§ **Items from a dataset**
== Segment start ==

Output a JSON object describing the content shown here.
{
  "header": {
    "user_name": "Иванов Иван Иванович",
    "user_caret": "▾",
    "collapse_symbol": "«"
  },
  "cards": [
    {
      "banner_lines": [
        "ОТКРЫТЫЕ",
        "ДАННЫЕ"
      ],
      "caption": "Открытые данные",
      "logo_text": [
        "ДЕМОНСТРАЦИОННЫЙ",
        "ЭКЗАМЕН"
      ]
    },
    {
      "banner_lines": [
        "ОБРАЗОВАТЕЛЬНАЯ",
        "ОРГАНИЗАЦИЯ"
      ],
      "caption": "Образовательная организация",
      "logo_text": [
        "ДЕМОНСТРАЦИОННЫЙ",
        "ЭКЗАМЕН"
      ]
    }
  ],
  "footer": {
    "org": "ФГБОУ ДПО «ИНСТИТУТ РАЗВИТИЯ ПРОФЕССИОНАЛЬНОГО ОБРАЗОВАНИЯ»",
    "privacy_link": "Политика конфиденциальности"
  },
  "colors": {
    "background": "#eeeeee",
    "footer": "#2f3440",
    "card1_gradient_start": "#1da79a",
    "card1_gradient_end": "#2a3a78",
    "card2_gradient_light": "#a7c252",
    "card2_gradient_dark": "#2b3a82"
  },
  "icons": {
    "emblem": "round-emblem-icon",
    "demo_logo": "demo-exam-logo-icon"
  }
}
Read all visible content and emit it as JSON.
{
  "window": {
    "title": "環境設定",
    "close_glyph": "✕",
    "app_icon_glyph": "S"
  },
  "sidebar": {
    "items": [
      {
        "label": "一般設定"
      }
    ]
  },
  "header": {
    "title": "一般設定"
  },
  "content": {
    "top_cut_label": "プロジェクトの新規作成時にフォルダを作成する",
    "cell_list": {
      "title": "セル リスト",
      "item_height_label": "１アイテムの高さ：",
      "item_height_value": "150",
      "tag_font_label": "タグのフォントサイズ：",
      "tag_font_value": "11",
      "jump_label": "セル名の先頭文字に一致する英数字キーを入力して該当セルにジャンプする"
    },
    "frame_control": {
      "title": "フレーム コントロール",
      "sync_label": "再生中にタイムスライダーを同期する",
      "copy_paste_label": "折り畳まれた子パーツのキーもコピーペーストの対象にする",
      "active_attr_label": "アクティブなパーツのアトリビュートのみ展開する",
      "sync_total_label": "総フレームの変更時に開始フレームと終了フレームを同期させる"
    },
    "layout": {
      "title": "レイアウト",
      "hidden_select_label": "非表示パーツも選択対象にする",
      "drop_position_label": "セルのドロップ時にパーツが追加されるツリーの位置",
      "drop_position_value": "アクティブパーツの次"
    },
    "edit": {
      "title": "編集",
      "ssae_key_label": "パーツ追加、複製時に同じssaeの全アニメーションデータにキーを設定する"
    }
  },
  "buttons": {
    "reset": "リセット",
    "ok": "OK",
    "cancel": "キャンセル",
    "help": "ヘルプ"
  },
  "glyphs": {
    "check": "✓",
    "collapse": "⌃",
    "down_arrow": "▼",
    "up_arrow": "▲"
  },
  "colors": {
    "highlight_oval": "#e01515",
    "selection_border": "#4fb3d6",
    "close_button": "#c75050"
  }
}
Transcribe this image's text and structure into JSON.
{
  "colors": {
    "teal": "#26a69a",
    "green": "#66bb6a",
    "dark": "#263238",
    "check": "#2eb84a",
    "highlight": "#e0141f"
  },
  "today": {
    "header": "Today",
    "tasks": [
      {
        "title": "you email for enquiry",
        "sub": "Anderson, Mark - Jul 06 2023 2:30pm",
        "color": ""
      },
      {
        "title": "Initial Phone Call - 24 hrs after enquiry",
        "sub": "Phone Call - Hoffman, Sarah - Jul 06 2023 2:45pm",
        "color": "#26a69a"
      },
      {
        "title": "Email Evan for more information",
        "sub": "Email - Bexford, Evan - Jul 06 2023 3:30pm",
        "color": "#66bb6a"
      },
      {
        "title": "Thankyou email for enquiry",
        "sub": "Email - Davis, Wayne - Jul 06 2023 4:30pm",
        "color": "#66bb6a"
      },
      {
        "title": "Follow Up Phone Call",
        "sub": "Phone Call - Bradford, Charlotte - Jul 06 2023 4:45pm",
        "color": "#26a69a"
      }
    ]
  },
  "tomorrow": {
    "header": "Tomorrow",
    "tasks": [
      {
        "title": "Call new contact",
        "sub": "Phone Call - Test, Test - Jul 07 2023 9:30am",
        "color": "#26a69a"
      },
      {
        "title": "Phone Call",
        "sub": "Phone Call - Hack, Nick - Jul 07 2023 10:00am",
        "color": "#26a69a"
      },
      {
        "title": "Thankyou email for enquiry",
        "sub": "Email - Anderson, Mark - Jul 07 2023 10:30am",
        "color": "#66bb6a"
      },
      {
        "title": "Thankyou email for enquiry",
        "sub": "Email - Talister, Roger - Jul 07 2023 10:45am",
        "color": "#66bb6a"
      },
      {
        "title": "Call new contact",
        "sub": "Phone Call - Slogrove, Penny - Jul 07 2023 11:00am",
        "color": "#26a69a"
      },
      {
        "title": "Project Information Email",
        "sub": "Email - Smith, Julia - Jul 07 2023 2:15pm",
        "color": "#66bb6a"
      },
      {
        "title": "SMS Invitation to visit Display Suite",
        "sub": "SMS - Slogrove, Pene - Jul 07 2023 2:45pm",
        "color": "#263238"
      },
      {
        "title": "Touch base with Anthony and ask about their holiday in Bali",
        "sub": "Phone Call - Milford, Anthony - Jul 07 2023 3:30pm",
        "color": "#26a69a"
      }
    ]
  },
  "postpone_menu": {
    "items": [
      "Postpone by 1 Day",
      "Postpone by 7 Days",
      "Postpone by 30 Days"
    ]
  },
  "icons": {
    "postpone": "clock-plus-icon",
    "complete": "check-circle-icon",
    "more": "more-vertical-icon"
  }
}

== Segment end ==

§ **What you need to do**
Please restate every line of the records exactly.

§ **Solution to the problem**
Output a JSON object describing the content shown here.
{
  "header": {
    "user_name": "Иванов Иван Иванович",
    "user_caret": "▾",
    "collapse_symbol": "«"
  },
  "cards": [
    {
      "banner_lines": [
        "ОТКРЫТЫЕ",
        "ДАННЫЕ"
      ],
      "caption": "Открытые данные",
      "logo_text": [
        "ДЕМОНСТРАЦИОННЫЙ",
        "ЭКЗАМЕН"
      ]
    },
    {
      "banner_lines": [
        "ОБРАЗОВАТЕЛЬНАЯ",
        "ОРГАНИЗАЦИЯ"
      ],
      "caption": "Образовательная организация",
      "logo_text": [
        "ДЕМОНСТРАЦИОННЫЙ",
        "ЭКЗАМЕН"
      ]
    }
  ],
  "footer": {
    "org": "ФГБОУ ДПО «ИНСТИТУТ РАЗВИТИЯ ПРОФЕССИОНАЛЬНОГО ОБРАЗОВАНИЯ»",
    "privacy_link": "Политика конфиденциальности"
  },
  "colors": {
    "background": "#eeeeee",
    "footer": "#2f3440",
    "card1_gradient_start": "#1da79a",
    "card1_gradient_end": "#2a3a78",
    "card2_gradient_light": "#a7c252",
    "card2_gradient_dark": "#2b3a82"
  },
  "icons": {
    "emblem": "round-emblem-icon",
    "demo_logo": "demo-exam-logo-icon"
  }
}
Read all visible content and emit it as JSON.
{
  "window": {
    "title": "環境設定",
    "close_glyph": "✕",
    "app_icon_glyph": "S"
  },
  "sidebar": {
    "items": [
      {
        "label": "一般設定"
      }
    ]
  },
  "header": {
    "title": "一般設定"
  },
  "content": {
    "top_cut_label": "プロジェクトの新規作成時にフォルダを作成する",
    "cell_list": {
      "title": "セル リスト",
      "item_height_label": "１アイテムの高さ：",
      "item_height_value": "150",
      "tag_font_label": "タグのフォントサイズ：",
      "tag_font_value": "11",
      "jump_label": "セル名の先頭文字に一致する英数字キーを入力して該当セルにジャンプする"
    },
    "frame_control": {
      "title": "フレーム コントロール",
      "sync_label": "再生中にタイムスライダーを同期する",
      "copy_paste_label": "折り畳まれた子パーツのキーもコピーペーストの対象にする",
      "active_attr_label": "アクティブなパーツのアトリビュートのみ展開する",
      "sync_total_label": "総フレームの変更時に開始フレームと終了フレームを同期させる"
    },
    "layout": {
      "title": "レイアウト",
      "hidden_select_label": "非表示パーツも選択対象にする",
      "drop_position_label": "セルのドロップ時にパーツが追加されるツリーの位置",
      "drop_position_value": "アクティブパーツの次"
    },
    "edit": {
      "title": "編集",
      "ssae_key_label": "パーツ追加、複製時に同じssaeの全アニメーションデータにキーを設定する"
    }
  },
  "buttons": {
    "reset": "リセット",
    "ok": "OK",
    "cancel": "キャンセル",
    "help": "ヘルプ"
  },
  "glyphs": {
    "check": "✓",
    "collapse": "⌃",
    "down_arrow": "▼",
    "up_arrow": "▲"
  },
  "colors": {
    "highlight_oval": "#e01515",
    "selection_border": "#4fb3d6",
    "close_button": "#c75050"
  }
}
Transcribe this image's text and structure into JSON.
{
  "colors": {
    "teal": "#26a69a",
    "green": "#66bb6a",
    "dark": "#263238",
    "check": "#2eb84a",
    "highlight": "#e0141f"
  },
  "today": {
    "header": "Today",
    "tasks": [
      {
        "title": "you email for enquiry",
        "sub": "Anderson, Mark - Jul 06 2023 2:30pm",
        "color": ""
      },
      {
        "title": "Initial Phone Call - 24 hrs after enquiry",
        "sub": "Phone Call - Hoffman, Sarah - Jul 06 2023 2:45pm",
        "color": "#26a69a"
      },
      {
        "title": "Email Evan for more information",
        "sub": "Email - Bexford, Evan - Jul 06 2023 3:30pm",
        "color": "#66bb6a"
      },
      {
        "title": "Thankyou email for enquiry",
        "sub": "Email - Davis, Wayne - Jul 06 2023 4:30pm",
        "color": "#66bb6a"
      },
      {
        "title": "Follow Up Phone Call",
        "sub": "Phone Call - Bradford, Charlotte - Jul 06 2023 4:45pm",
        "color": "#26a69a"
      }
    ]
  },
  "tomorrow": {
    "header": "Tomorrow",
    "tasks": [
      {
        "title": "Call new contact",
        "sub": "Phone Call - Test, Test - Jul 07 2023 9:30am",
        "color": "#26a69a"
      },
      {
        "title": "Phone Call",
        "sub": "Phone Call - Hack, Nick - Jul 07 2023 10:00am",
        "color": "#26a69a"
      },
      {
        "title": "Thankyou email for enquiry",
        "sub": "Email - Anderson, Mark - Jul 07 2023 10:30am",
        "color": "#66bb6a"
      },
      {
        "title": "Thankyou email for enquiry",
        "sub": "Email - Talister, Roger - Jul 07 2023 10:45am",
        "color": "#66bb6a"
      },
      {
        "title": "Call new contact",
        "sub": "Phone Call - Slogrove, Penny - Jul 07 2023 11:00am",
        "color": "#26a69a"
      },
      {
        "title": "Project Information Email",
        "sub": "Email - Smith, Julia - Jul 07 2023 2:15pm",
        "color": "#66bb6a"
      },
      {
        "title": "SMS Invitation to visit Display Suite",
        "sub": "SMS - Slogrove, Pene - Jul 07 2023 2:45pm",
        "color": "#263238"
      },
      {
        "title": "Touch base with Anthony and ask about their holiday in Bali",
        "sub": "Phone Call - Milford, Anthony - Jul 07 2023 3:30pm",
        "color": "#26a69a"
      }
    ]
  },
  "postpone_menu": {
    "items": [
      "Postpone by 1 Day",
      "Postpone by 7 Days",
      "Postpone by 30 Days"
    ]
  },
  "icons": {
    "postpone": "clock-plus-icon",
    "complete": "check-circle-icon",
    "more": "more-vertical-icon"
  }
}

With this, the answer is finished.